The three books in the "Blue-Eyed Son" series: Mick, Blood Relations, and Dog Eat Dog, all center on Mick and his Irish-American poverty. Mick grows up in a blue-collar Irish home where he's been raised on a steady diet of alcohol, racism, profanity, gangs, and brutality. He feels "as if I were at the beach and there was a wicked undertow and I didn't know how to swim, so I couldn't get out of the damn water to save my life." Mick's actions are often less than admirable and his reactions sometimes shocking and callous.. He sleeps with his best friend's mother, burns down the room of a family willing to take him in, and befriends a dog for the purpose of pitting him against his brother's canine in a deadly fight. What redeems Mick is his struggle to be human; to disentangle himself from the web of ugliness that has held him from birth, to resist his payback mentality; to reinvent himself in a environment that does not encourage change. Lynch's writing is ragged and sure to make readers uncomfortable. He swings from literary metaphors to crass dialogue, and his descriptions are as often as ugly as the story's events. Lynch's style places readers in a literary world that is a metaphor for the world of Mick, who is in a perpetual state of trying to recover from one blow before the next lands. This is the first book in the trilogy.

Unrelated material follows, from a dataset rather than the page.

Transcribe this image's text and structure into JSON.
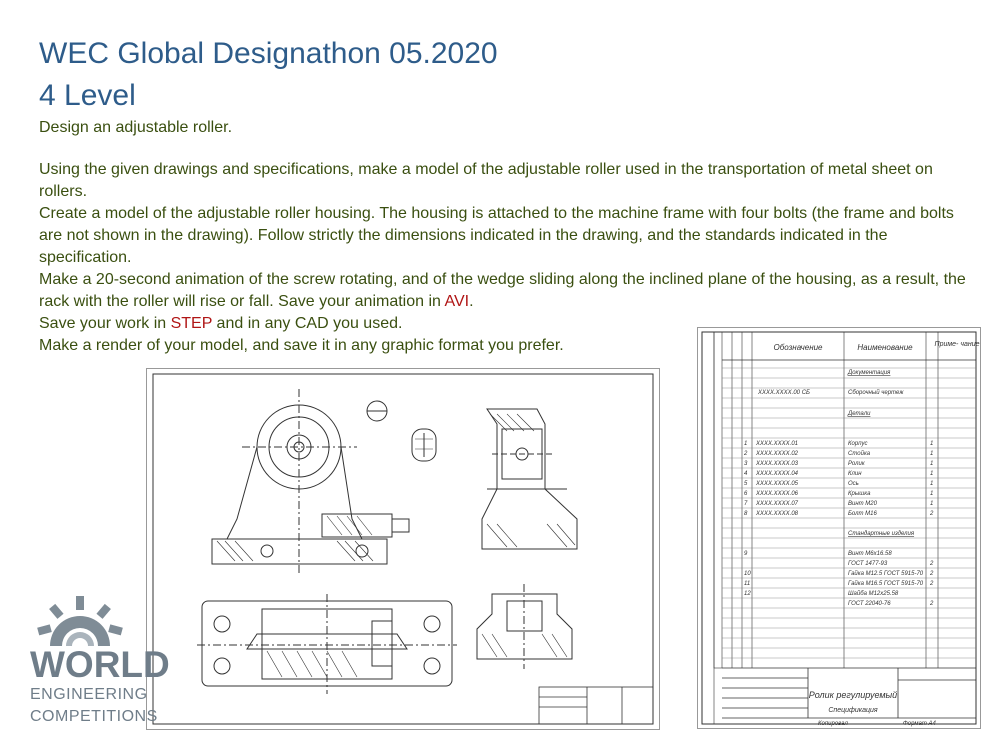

- Tim Whitney
When Mick was younger, Sycamore Street was made up of all blue-collar Irish families. But now the city of Boston has changed, with a checkerboard design of families from different ethnic backgrounds. Fifteen-year-old Mick finds himself to be changed, too; he can no longer accept and participate in the violence that his older brother Terry inflicts upon those who happen not to be white. In this first book of the "Blue-Eyed-Son" series, Mick struggles to stand against the prejudice and bigotry of those like him and to gain the friendship of those not like him, the surprise-filled and street-wise Toy and the irresistible Evelyn. Gritty realism fills this story told from Mick's point-of-view. The other titles are Blood Relations and Dog Eat Dog.
The ALAN Review
- Jim Brewbaker
In Mick, Chris Lynch turns an unblinking eye toward American ethnicity at its worst. Mick is a Bostonian, a fifteen-year-old Irish Catholic. His friends are bigots and heavy drinkers. They settle their disputes violently. Their houses smell of sweat, beer, urine, and worse. Mick's neighborhood is changing; Blacks and Asians live nearby. Cambodians and Gays march in the St. Patrick's Day parade, which provokes violence from Mick's brother and his roughneck friends. Described by Lynch, the scene is terrifying. Mick, influenced by Toy and the intelligent, straight-talking Evelyn, Hispanic school friends, wants to break out of the neighborhood mold. This turns out to be easier said than done. Chris Lynch, a new voice among realistic YA writers, has a winner in Mick, the first of three titles in the Blue-Eyed Son series, which concludes with Blood Relations and Dog Eat Dog.
School Library Journal
Gr 7-10For 15-year-old Mick, life becomes complicated when he questions the values with which he has been raised in his close-knit Irish community. His troubles begin on St. Patrick's Day, when his bigoted friends and older brother sabotage the local parade, pelting the neighborhood Cambodian merchants with eggs. Although he detests his companions' actions, Mick is physically coerced into throwing an egg, which hits a Cambodian woman. News coverage of the incident makes Mick a hero in the neighborhood bar, but it also makes him a social outcast at school and the target of angry Asian students. Only a tough, mysterious classmate, Toy, who witnessed the incident, will associate with Mick, who doesn't decide exactly where he belongs, but who realizes that it is not with his racist friends and family. With realistic street language and an in-your-face writing style that complements the plot, Lynch immerses readers in Mick's world of alcohol, racism, and dysfunction, out of which emerges a noble anti-hero who risks physical danger and alienation for the sake of doing what is right. Not all of the conflicts are resolved, which will leave fans of the novel eager to read the second in the series.Kelly Diller, Humboldt High School, IA